marker and a new target for cancer therapy. Biochim Biophys Acta. 2006;1765(1):25-37. Kali A, Shetty KSR. Endocan: a novel circulating proteoglycan. Indian J Pharmacol. 2014;46(6):579-583. Bechard D, Meignin V, Scherpereel A, et al. Characterization of the secreted form of endothelial-cell-specific molecule 1 by specific monoclonal antibodies. J Vasc Res. 2000;37(5):417-425. Balta S, Mikhailidis DP, Demirkol S, et al. Endocan—a novel inflammatory indicator in newly diagnosed patients with hypertension: a pilot study. Angiology. 2014;65(9):773-777. Gonzaga C, Bertolami A, Bertolami M, Amodeo C, Calhoun D. Obstructive sleep apnea, hypertension and cardiovascular diseases [published online March 12, 2015]. J Hum Hypertens. 2015. Wang X-S, Yang W, Luo T, Wang J-M, Jing Y-Y. Serum endocan levels are correlated with the presence and severity of coronary artery disease in patients with hypertension. Genet Test Mol Biomarkers. 2015;19(3):124-127. Kose M, Emet S, Akpinar TS, et al. Serum endocan level and the severity of coronary artery disease: a pilot study. Angiology. IN PRESS. Yilmaz MI, Siriopol D, Saglam M, et al. Plasma endocan levels associate with inflammation, vascular abnormalities, cardiovascular events, and survival in chronic kidney disease. Kidney Int. 2014;86(6):1213-1220. Balta I, Balta S, Koryurek OM, et al. Serum endocan levels as a marker of disease activity in patients with Behc¸et disease. J Am Acad Dermatol. 2014;70(2):291-296. Gowda S, Goldblum OM, McCall WV, Feldman SR. Factors affecting sleep quality in patients with psoriasis. J Am Acad Dermatol. 2010;63(1):114-123. Balta I, Balta S, Demirkol S, et al. Elevated serum levels of endocan in patients with psoriasis vulgaris: correlations with cardiovascular risk and activity of disease. Br J Dermatol. 2013; 169(5):1066-1070. Katsiki N, Anagnostis P, Athyros VG, Karagiannis A, Mikhailidis DP. Psoriasis and vascular risk: an update [published online April 16, 2014]. Curr Pharm Des. 2014. Celık T, Balta S, Karaman M, et al. Endocan, a novel marker of endothelial dysfunction in patients with essential hypertension: comparative effects of amlodipine and valsartan. Blood Press. 2015;24(1):55-60.

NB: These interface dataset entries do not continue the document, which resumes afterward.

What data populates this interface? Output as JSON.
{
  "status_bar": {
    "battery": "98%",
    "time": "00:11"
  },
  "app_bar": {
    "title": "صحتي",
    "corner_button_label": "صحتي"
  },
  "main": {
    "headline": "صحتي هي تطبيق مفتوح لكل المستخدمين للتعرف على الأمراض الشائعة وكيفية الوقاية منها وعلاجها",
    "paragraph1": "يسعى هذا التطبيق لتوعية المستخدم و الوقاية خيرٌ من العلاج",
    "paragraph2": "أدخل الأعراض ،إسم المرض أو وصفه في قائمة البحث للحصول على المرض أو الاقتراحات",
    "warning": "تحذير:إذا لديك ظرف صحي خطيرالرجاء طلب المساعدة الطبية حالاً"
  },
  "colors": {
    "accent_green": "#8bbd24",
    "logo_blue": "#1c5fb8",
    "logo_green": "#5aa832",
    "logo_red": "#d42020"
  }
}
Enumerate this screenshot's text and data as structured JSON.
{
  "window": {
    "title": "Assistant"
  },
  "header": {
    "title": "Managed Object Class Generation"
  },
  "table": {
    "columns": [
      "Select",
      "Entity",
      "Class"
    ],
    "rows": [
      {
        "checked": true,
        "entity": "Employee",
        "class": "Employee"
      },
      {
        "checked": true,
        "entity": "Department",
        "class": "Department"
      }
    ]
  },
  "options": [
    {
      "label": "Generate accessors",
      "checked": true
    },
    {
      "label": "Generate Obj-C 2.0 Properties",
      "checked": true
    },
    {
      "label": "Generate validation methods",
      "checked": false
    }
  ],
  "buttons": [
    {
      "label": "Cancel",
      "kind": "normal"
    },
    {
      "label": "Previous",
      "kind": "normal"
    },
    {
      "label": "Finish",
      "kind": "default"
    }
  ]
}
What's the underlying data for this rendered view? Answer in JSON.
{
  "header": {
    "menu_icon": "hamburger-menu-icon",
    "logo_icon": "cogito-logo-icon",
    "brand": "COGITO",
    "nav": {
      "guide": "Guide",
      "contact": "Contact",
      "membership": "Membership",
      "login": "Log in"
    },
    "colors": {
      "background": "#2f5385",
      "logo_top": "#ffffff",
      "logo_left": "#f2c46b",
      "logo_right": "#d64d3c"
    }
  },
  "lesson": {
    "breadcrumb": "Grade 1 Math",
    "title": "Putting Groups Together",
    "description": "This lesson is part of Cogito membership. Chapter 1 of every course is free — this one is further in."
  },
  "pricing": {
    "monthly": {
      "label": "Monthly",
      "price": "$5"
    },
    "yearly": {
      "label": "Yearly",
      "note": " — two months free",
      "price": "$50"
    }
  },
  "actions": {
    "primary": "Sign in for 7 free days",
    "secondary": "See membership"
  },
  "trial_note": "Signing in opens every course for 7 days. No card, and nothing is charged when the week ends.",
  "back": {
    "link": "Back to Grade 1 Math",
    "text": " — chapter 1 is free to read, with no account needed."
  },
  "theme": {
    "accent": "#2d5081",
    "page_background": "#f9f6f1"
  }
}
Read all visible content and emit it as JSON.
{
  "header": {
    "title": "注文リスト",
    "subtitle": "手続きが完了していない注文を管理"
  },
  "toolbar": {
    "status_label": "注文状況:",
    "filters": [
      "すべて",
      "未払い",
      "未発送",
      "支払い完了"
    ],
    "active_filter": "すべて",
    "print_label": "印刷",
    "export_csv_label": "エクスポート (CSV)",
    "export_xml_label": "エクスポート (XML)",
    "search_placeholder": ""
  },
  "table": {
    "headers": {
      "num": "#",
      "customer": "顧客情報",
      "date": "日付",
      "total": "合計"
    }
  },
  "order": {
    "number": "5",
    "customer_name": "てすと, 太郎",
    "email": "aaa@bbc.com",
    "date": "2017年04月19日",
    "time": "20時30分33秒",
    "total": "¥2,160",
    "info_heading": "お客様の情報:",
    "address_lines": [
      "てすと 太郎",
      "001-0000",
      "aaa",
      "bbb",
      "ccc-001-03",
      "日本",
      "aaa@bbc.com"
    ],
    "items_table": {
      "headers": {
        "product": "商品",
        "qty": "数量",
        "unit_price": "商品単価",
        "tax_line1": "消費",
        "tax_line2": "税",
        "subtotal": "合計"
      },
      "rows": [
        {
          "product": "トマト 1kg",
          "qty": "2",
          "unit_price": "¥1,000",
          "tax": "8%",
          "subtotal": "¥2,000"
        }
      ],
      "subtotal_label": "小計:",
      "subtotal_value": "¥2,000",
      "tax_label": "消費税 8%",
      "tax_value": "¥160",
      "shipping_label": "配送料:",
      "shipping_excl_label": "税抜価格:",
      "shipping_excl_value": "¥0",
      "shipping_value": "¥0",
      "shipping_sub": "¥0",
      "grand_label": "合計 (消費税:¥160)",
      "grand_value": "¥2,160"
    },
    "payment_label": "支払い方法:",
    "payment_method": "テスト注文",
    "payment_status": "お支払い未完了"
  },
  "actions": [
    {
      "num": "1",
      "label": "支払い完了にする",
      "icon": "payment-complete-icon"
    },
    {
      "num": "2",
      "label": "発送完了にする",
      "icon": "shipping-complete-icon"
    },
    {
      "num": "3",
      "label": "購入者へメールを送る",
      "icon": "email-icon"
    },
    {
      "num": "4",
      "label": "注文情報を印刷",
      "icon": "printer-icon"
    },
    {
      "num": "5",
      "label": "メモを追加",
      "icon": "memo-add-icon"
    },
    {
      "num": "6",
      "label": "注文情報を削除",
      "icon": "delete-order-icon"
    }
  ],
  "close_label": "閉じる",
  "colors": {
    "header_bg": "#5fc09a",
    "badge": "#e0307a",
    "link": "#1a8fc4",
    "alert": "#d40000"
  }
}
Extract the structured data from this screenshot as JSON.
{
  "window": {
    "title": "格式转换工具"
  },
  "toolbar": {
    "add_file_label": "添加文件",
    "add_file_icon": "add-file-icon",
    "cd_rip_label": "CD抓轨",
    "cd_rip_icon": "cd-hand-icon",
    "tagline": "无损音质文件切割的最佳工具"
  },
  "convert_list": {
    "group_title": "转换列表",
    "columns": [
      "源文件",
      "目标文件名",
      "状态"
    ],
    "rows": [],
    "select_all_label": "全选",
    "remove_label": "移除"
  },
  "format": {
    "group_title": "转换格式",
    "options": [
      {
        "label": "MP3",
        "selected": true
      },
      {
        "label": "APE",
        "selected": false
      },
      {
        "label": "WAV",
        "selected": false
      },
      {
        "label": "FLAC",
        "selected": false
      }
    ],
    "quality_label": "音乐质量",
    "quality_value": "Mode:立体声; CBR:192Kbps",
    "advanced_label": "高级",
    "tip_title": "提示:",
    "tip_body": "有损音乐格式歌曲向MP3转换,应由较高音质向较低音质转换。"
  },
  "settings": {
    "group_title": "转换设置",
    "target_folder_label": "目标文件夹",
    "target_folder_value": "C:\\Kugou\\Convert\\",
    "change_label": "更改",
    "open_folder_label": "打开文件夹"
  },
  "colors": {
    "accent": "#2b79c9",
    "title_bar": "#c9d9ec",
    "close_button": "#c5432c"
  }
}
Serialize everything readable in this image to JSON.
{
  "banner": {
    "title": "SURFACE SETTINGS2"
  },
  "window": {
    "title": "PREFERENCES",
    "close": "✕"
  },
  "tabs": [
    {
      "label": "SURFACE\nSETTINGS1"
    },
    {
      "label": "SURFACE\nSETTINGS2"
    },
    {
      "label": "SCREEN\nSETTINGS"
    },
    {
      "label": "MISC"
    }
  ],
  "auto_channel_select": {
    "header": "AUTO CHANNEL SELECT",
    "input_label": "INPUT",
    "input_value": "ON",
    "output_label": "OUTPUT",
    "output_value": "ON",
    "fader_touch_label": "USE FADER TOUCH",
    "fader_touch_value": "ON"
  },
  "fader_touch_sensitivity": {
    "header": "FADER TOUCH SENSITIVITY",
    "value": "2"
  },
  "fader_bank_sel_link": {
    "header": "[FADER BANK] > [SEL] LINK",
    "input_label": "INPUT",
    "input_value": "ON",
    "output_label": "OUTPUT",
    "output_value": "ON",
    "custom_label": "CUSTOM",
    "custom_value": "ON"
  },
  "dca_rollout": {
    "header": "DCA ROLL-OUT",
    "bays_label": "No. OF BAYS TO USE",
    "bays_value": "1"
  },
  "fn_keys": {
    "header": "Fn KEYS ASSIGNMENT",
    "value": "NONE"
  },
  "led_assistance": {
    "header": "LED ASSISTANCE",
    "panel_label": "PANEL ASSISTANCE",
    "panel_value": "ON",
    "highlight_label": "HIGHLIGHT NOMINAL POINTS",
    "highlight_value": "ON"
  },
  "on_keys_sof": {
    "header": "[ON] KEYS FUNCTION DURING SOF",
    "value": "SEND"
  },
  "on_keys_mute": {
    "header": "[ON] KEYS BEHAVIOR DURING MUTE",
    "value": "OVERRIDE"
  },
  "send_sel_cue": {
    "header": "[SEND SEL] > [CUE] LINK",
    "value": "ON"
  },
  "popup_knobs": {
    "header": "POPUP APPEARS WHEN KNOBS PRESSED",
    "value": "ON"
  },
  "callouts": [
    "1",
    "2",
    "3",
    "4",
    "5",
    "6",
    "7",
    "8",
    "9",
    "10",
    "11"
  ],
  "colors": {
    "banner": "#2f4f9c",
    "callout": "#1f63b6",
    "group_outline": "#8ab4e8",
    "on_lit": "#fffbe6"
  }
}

Downloaded from ang.sagepub.com at UNIVERSITE DE MONTREAL on August 12, 2015

Endocan, Obstructive Sleep Apnea, and Vascular Risk.

Endocan, Obstructive Sleep Apnea, and Vascular Risk. - PDF Download Free
77KB Sizes 2 Downloads 30 Views